In Tanzania coconut is grown along the eastern parts of the country including Tanga, Morogoro, Lindi, Coast Region and Dar es Salaam as well as Mtwara and all regions of Zanzibar and othe potential regions including Mbeya particularly in Kyela, Kigoma, Mwanza and Musoma.
About 95 per cent of the crop is grown and produced by small-scale farmers who own an average of a hectare. Medium and large-scale producers account for only 5 per cent of the coconut production in Tanzania.
Coconut growing in Uganda
Their varieties of coconut are based on place of origin, shape, and size of the palms. Some of the coconut palm varieties include; the dwarf coconut palms like Malayan dwarf.
Coconut is generally regarded as a source of healthy fat. The meat contains protein and fiber, as well as some essential minerals such as:
Two tablespoons of fresh, shredded coconut contain the following nutrients:
One piece of fresh coconut meat measuring 2" x 2" x 1/2 (45g) provides 159 calories, 1.5g of protein, 6.8g of carbohydrates, and 15.1g of fat. Coconut is an excellent source of, fibre potassium, manganese, and selenium.
The coconut palm is a tropical plant and is generally grown in humid, tropical regions. It grows optimally in areas with an annual mean temperature of 27°C (80.6°F) with in excess of 2000 hours of sunlight per year. The palm will thrive in a wide range of soils from sand to clay as long as they are well draining and well aerated with a pH between 4.3 and 8.0. Although palms are often found growing on sandy beaches, they can be successfully grown inland but will not tolerate freezing temperatures.
Coconut palms are propagated exclusively from seed. The seeds are ready for planting when the coconut milk can be heard sloshing around inside the seed when it is shaken. Seeds are germinated by planting in seed beds before transferring to a polythene bag or nursery beds after germination. Seeds should be planted on their sides in a shallow hole with enough soil to cover about one third of the seed. The seed should be watered regularly to prevent it drying out. Germination usually occurs after about 3 months but may take up to 6 months.
Coconut seedling can be transplanted from 6 months onwards or transferred to pots and grown further in the nursery. Trees require a wide spacing and are typically planted 8–9 m (26–30 ft) apart allowing a further 8–9 m (26–30 ft) between rows. Dwarf varieties can be spaced closer together and are typically planted 7.5 m (25 ft) apart allowing another 7.5 m (25 ft) between rows
The nuts ripen during the entire year.
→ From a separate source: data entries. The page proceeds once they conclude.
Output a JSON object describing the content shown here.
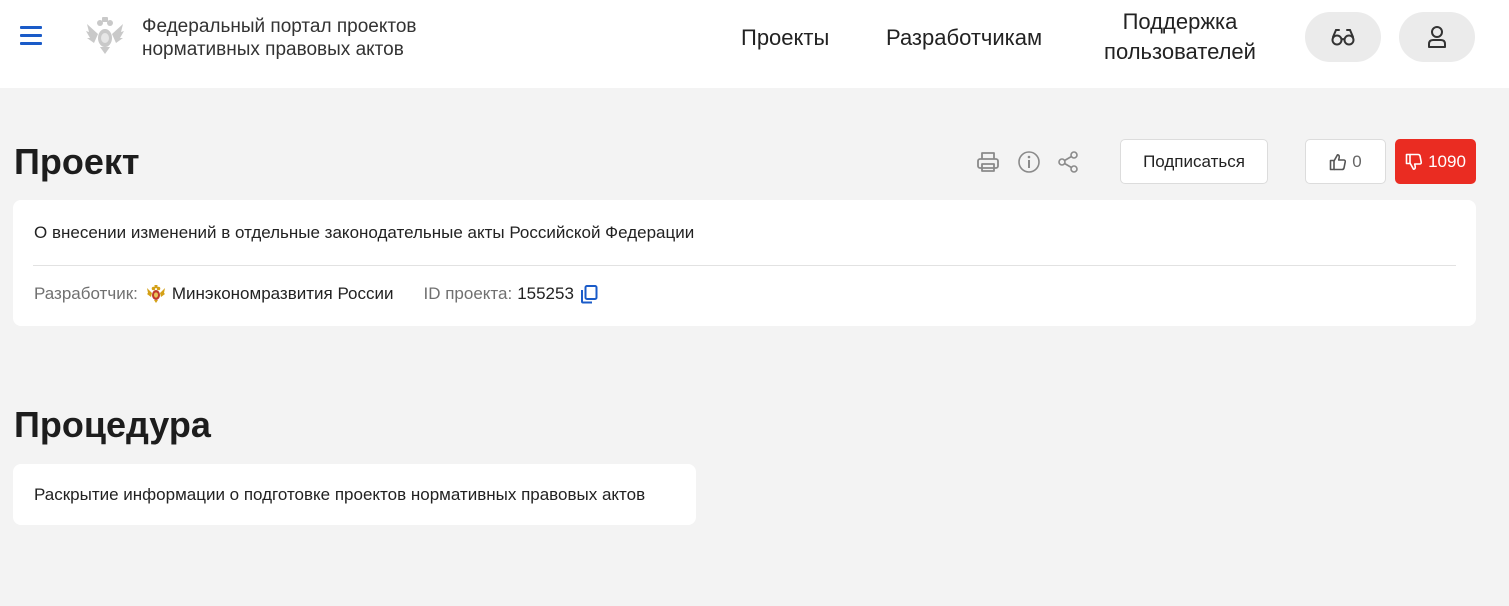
{
  "header": {
    "portal_title": "Федеральный портал проектов нормативных правовых актов",
    "nav": {
      "projects": "Проекты",
      "developers": "Разработчикам",
      "support": "Поддержка пользователей"
    },
    "icons": {
      "menu": "hamburger-menu-icon",
      "emblem": "russia-coat-of-arms",
      "accessibility": "glasses-icon",
      "profile": "user-icon"
    }
  },
  "project": {
    "heading": "Проект",
    "toolbar": {
      "icons": [
        "printer-icon",
        "info-icon",
        "share-icon"
      ],
      "subscribe_label": "Подписаться",
      "likes": "0",
      "dislikes": "1090"
    },
    "title": "О внесении изменений в отдельные законодательные акты Российской Федерации",
    "developer_label": "Разработчик:",
    "developer_name": "Минэкономразвития России",
    "id_label": "ID проекта:",
    "id_value": "155253"
  },
  "procedure": {
    "heading": "Процедура",
    "text": "Раскрытие информации о подготовке проектов нормативных правовых актов"
  },
  "colors": {
    "accent_blue": "#1a5bc8",
    "dislike_red": "#ea2c22",
    "background": "#f3f3f3"
  }
}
As a rule, a harvest is carried out every 1-2 months, when the ripened coconuts are harvested directly from the tree - farmers should not wait until the nuts fall from the tree. The nuts are fully ripened when the coconut water can be clearly heard sloshing against the inside when they are shaken. Harvesting too early can unfavorably affect the quality of the copra.
Stock plants that are suitable seed providers produce 100 nuts per year and up to 180 g copra per nut. In drier areas yields are usually 15-20 nuts/tree/year. Harvest fully-ripened nuts intended to provide seeds after 11-12 months. Cut down nuts and lower them carefully (e.g.by rope). Do not allow the nuts to fall down. Following the harvest, store nuts for a short break in a covered, well- ventilated place.
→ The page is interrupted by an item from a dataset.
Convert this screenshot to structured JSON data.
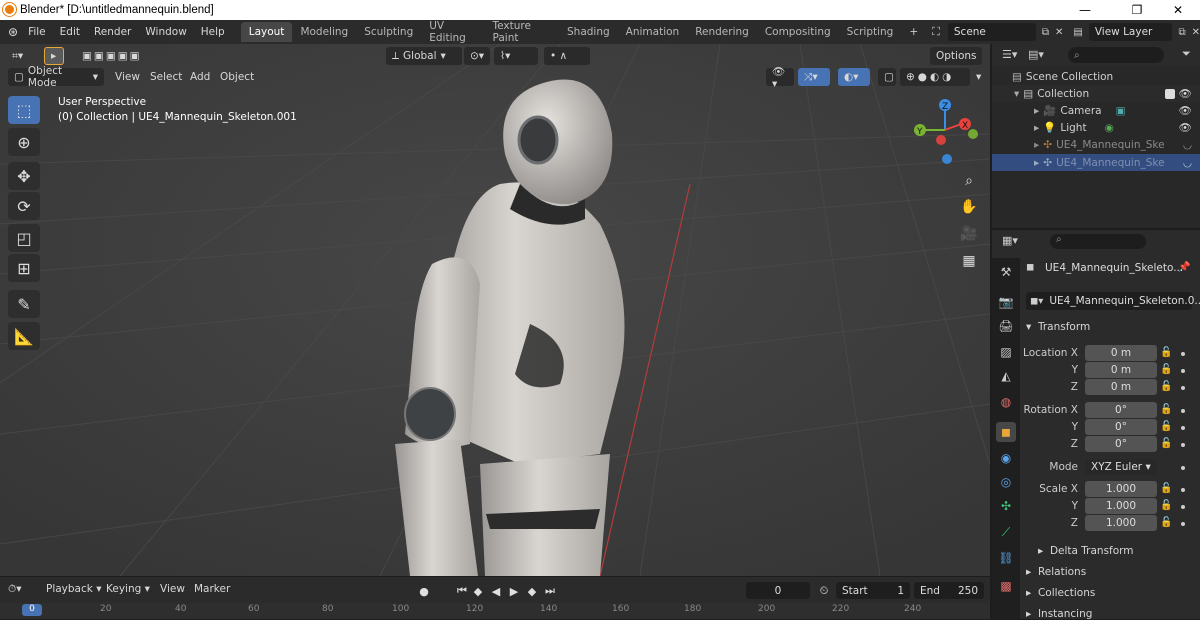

Remove the husk first. Dry nuts on a clean surface to reduce moisture from 45% to 6%. In fine weather this takes about 5 days. Turn the pieces occasionally and cover them at night and in rainy weather.
Make a fire in the pit of the kiln. Use the coconut shells as fuel as they heat well and smoke little. Put the copra on a wire mesh platform over the fire and protect it from the rain. This takes about 4 days.